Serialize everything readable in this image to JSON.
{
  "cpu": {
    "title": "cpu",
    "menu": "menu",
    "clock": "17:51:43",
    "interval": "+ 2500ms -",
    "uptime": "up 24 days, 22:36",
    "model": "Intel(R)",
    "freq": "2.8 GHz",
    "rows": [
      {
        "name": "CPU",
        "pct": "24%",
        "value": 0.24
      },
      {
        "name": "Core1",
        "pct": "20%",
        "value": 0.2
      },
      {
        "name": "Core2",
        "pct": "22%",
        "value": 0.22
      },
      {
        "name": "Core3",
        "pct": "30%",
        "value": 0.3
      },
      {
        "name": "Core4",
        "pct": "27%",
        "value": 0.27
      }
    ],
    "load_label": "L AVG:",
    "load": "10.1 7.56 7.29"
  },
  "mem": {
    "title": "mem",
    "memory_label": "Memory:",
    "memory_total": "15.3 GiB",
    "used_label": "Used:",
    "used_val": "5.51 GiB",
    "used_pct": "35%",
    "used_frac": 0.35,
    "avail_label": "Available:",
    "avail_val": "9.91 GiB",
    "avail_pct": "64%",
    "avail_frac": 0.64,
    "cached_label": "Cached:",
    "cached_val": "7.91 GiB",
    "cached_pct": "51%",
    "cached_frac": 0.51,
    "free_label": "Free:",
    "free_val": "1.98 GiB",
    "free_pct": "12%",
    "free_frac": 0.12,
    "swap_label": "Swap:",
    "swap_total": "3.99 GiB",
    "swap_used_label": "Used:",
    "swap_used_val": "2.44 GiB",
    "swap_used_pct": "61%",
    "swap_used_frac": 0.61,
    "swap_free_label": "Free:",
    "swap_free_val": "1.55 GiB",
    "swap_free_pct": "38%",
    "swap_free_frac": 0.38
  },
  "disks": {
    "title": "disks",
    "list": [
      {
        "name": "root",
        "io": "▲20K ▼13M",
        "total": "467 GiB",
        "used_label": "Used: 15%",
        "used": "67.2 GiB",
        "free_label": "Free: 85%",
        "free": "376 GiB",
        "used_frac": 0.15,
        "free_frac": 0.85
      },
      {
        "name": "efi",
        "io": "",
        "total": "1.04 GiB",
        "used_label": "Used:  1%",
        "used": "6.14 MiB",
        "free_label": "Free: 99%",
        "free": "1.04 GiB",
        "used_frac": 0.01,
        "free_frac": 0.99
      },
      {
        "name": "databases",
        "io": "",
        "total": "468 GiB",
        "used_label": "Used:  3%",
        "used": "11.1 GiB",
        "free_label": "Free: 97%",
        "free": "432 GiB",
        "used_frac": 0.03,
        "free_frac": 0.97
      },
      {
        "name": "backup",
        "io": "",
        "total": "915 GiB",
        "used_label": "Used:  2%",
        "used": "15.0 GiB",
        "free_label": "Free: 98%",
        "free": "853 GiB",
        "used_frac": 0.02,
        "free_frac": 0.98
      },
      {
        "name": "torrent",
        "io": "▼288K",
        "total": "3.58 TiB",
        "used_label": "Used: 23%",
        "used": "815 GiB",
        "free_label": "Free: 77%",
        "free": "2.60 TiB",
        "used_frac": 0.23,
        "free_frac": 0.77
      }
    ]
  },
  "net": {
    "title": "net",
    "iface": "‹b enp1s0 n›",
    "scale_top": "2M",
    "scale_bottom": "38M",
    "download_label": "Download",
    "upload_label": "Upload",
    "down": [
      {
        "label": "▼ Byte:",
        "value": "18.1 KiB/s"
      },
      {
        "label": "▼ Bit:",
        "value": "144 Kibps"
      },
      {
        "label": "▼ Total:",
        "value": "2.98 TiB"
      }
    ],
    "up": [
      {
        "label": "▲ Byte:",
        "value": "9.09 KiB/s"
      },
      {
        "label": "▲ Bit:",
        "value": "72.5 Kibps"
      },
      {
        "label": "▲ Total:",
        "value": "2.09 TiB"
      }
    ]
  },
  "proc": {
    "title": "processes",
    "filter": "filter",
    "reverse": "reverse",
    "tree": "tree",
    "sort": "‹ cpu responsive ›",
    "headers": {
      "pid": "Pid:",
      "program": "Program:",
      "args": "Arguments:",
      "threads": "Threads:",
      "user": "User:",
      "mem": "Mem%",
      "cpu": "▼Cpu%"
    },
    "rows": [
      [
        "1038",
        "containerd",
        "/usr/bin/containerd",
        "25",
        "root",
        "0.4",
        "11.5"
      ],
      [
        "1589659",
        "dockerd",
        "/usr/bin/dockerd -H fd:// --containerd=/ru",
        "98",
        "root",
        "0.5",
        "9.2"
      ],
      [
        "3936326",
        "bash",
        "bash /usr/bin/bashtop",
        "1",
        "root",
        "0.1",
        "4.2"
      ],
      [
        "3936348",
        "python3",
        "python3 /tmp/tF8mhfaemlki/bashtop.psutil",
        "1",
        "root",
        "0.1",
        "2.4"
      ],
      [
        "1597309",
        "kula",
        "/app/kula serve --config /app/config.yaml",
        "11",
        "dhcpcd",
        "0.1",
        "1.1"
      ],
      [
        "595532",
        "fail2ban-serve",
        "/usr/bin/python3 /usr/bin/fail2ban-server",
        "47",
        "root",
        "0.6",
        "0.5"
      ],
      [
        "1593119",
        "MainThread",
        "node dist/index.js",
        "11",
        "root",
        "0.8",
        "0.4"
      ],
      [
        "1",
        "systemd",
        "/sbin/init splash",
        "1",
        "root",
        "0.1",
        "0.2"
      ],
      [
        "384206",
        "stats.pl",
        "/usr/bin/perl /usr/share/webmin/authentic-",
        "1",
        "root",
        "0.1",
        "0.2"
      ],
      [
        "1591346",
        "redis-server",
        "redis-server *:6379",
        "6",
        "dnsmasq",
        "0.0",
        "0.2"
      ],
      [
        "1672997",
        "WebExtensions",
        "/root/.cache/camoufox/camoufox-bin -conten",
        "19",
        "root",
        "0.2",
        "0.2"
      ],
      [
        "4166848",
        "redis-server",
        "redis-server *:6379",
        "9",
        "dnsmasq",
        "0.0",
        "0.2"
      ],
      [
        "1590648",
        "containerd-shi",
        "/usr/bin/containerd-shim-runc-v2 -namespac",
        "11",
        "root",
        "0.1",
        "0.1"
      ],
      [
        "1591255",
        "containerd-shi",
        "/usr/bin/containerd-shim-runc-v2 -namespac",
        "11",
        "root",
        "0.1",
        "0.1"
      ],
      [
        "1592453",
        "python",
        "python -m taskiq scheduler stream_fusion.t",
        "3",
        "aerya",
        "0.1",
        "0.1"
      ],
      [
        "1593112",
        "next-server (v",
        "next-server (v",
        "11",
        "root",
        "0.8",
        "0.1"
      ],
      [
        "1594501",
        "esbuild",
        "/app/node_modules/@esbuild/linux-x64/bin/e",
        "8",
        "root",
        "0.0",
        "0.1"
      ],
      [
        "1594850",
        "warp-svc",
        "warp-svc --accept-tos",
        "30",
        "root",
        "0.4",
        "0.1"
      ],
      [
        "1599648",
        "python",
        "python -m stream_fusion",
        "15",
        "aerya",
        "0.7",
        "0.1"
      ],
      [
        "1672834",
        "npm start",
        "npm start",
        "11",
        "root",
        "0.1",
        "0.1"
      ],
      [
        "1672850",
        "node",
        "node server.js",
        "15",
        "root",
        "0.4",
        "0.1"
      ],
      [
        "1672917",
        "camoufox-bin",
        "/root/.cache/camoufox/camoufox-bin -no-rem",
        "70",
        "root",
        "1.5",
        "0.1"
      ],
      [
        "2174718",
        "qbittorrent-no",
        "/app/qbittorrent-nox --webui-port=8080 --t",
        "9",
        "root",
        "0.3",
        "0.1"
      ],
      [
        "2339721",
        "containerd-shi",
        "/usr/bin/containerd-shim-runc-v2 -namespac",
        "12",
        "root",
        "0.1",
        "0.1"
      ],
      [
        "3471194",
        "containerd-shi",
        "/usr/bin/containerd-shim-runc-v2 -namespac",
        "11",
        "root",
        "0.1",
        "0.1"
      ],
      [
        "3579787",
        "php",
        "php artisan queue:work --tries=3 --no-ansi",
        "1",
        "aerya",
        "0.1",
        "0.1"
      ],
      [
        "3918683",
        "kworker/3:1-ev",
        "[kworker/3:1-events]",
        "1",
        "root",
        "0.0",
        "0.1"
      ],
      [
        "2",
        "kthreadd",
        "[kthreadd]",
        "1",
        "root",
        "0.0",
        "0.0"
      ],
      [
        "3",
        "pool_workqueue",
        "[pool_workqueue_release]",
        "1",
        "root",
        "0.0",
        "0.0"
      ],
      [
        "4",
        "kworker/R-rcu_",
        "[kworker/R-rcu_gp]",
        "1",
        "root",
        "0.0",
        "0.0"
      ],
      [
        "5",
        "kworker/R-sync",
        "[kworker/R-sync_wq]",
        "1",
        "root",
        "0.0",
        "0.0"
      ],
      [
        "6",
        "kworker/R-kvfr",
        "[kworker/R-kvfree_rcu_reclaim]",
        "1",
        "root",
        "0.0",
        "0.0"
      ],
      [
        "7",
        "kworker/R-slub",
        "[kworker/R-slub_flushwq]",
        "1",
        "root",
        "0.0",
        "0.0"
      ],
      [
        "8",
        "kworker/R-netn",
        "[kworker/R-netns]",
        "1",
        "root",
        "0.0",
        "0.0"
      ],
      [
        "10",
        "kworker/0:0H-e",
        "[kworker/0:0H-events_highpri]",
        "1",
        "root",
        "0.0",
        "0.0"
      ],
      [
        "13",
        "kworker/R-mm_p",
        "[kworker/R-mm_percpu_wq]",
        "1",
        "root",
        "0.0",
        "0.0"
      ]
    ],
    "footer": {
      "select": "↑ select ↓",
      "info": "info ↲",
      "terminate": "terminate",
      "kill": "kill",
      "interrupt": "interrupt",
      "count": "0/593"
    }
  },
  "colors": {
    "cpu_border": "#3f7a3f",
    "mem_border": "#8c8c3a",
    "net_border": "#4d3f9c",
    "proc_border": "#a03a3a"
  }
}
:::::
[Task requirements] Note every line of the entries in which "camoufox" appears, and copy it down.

[Completed task]
        "/root/.cache/camoufox/camoufox-bin -conten",
        "camoufox-bin",
        "/root/.cache/camoufox/camoufox-bin -no-rem",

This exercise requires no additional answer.